Distance between exposed object and exposure source
The subjects sat on an armchair at a distance of 70 cm in front of a loudspeaker inside a shielded, soundproof and temperature-controlled room.
The mobile phone was held by a helmet in the normal use position (antenna oriented to the temporoparietal area) at 1.5 cm from the right ear tragus. An identical phone, but without battery, was placed on the left side of the helmet to balance the weight.
Each participant attended two experimental sessions, one week apart, providing either real or sham exposure in counterbalanced order and following a double-blindparadigm. Each session lasting 85 min comprised four 10-min phases of data collecting (T0-baseline, T1, T2, T3) and between them, three 15-min phases of real or sham exposure.

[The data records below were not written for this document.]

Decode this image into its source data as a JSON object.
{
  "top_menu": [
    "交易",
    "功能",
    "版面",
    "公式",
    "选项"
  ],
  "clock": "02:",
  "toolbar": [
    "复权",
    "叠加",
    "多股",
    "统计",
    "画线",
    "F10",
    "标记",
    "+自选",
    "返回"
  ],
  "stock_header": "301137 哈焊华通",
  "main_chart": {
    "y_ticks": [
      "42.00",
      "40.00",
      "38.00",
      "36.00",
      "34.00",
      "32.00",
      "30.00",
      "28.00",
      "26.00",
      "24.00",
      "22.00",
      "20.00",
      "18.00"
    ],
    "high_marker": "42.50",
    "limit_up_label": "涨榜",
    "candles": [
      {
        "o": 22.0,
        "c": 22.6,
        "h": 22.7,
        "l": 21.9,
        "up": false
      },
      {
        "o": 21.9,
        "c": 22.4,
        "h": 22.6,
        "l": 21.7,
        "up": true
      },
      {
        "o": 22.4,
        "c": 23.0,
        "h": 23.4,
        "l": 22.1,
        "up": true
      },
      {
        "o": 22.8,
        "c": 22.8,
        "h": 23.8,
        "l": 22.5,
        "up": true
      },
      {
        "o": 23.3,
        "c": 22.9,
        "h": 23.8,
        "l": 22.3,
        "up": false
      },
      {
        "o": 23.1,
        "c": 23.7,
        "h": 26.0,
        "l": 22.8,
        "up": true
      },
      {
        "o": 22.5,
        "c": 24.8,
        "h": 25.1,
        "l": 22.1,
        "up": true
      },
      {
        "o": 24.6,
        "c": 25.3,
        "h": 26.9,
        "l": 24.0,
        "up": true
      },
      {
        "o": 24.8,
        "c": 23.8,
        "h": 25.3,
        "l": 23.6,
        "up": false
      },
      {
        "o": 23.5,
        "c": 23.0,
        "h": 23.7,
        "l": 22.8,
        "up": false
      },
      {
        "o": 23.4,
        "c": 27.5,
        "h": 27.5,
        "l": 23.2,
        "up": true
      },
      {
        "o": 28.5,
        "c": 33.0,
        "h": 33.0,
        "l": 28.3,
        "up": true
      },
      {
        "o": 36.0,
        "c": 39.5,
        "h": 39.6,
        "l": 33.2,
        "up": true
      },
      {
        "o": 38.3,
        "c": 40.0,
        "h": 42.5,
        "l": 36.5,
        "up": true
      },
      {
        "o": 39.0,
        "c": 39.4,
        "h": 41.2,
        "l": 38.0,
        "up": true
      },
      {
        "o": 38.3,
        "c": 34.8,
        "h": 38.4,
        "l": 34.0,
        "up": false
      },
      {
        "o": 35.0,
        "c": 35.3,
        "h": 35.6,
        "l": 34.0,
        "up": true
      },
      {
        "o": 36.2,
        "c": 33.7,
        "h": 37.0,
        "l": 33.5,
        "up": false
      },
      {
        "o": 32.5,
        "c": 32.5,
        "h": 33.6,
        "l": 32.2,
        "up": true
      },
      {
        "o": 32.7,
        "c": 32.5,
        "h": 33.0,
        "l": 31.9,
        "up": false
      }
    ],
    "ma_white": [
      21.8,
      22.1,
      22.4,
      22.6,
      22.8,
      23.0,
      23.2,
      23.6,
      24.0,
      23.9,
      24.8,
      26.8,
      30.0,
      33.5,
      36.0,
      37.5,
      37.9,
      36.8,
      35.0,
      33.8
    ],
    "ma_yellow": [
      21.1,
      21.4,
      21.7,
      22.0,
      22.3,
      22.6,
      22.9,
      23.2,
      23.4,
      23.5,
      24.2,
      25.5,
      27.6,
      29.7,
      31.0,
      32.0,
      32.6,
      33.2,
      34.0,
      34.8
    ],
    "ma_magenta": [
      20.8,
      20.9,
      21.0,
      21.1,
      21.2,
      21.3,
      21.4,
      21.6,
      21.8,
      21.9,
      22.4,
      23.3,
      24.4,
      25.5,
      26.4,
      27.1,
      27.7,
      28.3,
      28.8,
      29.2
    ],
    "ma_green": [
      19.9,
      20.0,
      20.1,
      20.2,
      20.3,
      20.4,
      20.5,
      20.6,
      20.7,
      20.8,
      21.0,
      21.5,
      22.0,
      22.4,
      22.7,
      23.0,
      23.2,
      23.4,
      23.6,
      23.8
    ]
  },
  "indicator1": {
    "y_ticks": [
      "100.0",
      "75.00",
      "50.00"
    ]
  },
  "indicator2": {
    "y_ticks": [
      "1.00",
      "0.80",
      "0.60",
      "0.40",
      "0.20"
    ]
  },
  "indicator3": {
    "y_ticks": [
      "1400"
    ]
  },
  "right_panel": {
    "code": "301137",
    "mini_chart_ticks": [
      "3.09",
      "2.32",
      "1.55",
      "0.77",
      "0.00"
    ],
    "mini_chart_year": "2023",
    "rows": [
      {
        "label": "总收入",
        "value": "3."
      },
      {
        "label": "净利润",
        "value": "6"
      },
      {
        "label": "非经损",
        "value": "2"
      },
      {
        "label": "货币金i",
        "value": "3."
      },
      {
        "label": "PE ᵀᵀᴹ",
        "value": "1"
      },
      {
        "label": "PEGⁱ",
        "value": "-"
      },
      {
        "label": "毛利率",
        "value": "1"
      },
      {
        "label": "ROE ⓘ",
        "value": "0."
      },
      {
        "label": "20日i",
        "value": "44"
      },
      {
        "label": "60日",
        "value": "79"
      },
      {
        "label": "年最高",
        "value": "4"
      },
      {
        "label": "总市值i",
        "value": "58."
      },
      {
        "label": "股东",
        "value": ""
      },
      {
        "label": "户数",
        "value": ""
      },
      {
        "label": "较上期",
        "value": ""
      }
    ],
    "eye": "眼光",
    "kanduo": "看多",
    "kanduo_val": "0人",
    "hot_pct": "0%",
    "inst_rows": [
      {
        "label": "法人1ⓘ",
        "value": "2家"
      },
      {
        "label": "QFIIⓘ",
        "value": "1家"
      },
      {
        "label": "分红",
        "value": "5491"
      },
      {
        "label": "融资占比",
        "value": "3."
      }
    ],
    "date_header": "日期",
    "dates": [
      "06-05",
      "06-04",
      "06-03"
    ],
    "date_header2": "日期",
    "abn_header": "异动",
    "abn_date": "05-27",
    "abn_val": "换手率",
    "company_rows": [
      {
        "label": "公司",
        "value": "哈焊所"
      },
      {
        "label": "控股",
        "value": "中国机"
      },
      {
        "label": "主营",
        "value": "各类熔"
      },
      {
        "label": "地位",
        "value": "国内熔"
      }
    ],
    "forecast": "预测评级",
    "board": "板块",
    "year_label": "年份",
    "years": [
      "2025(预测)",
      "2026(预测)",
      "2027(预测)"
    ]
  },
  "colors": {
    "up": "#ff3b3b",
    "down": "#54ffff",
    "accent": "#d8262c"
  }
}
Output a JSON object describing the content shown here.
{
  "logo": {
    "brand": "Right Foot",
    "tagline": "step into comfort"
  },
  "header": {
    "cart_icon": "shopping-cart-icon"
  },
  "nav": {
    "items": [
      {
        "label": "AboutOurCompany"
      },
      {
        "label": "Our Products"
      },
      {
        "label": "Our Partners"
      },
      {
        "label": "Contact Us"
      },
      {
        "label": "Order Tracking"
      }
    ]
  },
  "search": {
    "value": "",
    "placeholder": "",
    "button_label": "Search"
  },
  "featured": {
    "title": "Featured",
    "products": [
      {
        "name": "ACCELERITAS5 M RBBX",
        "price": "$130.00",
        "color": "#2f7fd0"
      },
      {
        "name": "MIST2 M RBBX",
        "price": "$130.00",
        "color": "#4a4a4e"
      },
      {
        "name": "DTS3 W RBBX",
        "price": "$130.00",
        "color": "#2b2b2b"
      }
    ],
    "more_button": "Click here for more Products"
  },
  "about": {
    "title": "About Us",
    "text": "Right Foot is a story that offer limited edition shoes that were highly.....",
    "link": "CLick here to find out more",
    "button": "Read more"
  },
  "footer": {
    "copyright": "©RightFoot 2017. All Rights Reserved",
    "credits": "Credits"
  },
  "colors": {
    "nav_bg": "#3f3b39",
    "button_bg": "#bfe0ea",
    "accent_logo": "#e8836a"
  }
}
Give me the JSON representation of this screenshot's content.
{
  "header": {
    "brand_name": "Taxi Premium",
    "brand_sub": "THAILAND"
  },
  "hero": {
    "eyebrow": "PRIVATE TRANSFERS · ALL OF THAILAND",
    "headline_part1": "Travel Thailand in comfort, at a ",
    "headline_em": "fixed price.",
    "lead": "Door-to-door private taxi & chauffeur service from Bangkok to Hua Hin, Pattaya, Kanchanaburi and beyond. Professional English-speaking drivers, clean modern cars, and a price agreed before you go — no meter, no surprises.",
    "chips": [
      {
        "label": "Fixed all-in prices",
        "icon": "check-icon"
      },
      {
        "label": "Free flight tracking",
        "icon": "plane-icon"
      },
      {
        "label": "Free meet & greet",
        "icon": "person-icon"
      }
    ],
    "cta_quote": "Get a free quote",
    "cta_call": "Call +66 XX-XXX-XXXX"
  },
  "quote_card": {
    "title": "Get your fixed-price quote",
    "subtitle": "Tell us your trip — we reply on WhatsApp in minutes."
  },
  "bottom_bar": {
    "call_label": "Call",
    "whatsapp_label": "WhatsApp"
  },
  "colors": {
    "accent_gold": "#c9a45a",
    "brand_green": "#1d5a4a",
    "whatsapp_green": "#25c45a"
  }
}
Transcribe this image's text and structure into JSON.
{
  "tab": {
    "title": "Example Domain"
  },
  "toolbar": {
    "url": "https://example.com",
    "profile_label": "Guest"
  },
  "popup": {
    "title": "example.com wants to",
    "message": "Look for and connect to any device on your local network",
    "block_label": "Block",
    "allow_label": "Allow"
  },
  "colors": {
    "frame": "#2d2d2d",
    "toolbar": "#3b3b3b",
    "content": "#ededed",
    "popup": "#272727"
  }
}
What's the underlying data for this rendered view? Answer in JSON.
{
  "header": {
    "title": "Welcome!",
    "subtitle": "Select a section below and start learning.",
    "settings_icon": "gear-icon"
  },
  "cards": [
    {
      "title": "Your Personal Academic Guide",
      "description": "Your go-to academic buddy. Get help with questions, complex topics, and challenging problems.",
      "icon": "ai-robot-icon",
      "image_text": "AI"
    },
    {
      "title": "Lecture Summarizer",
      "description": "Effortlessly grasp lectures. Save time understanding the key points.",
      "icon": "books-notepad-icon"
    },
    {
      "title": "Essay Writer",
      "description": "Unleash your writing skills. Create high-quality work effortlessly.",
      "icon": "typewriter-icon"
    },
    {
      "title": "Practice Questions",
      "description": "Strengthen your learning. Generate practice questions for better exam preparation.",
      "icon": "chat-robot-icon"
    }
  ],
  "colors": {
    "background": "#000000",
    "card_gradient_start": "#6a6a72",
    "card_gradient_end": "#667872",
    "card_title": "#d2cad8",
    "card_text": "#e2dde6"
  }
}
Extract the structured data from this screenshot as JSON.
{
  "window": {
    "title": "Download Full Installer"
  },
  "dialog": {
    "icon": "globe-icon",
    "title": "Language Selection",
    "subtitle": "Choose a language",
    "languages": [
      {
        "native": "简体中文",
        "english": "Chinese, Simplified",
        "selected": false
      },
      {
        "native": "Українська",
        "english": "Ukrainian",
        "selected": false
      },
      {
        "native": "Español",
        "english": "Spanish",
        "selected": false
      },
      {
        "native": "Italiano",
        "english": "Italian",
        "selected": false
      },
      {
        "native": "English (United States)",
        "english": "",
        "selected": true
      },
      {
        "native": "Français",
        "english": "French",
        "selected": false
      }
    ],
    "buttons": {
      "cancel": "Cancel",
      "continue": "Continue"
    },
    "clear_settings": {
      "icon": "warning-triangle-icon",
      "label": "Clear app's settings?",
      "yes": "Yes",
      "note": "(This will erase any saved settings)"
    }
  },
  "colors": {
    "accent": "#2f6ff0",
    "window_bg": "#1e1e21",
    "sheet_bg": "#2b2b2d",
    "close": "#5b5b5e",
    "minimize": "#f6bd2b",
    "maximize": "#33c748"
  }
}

SAR distribution was measured using a calibrated commercial isotropic EFsensor positioned by an automatic three-dimensional scanning system inside homogeneous anthropomorphic head-shaped and cube-shaped (20 x 20 x 20 cm³) phantoms [Guelfi et al., 1997; Lovisolo et al., 2001] both filled with a semi-liquid material electromagnetically equivalent to braintissue. The absolute uncertainty of SAR measurements was within 20%.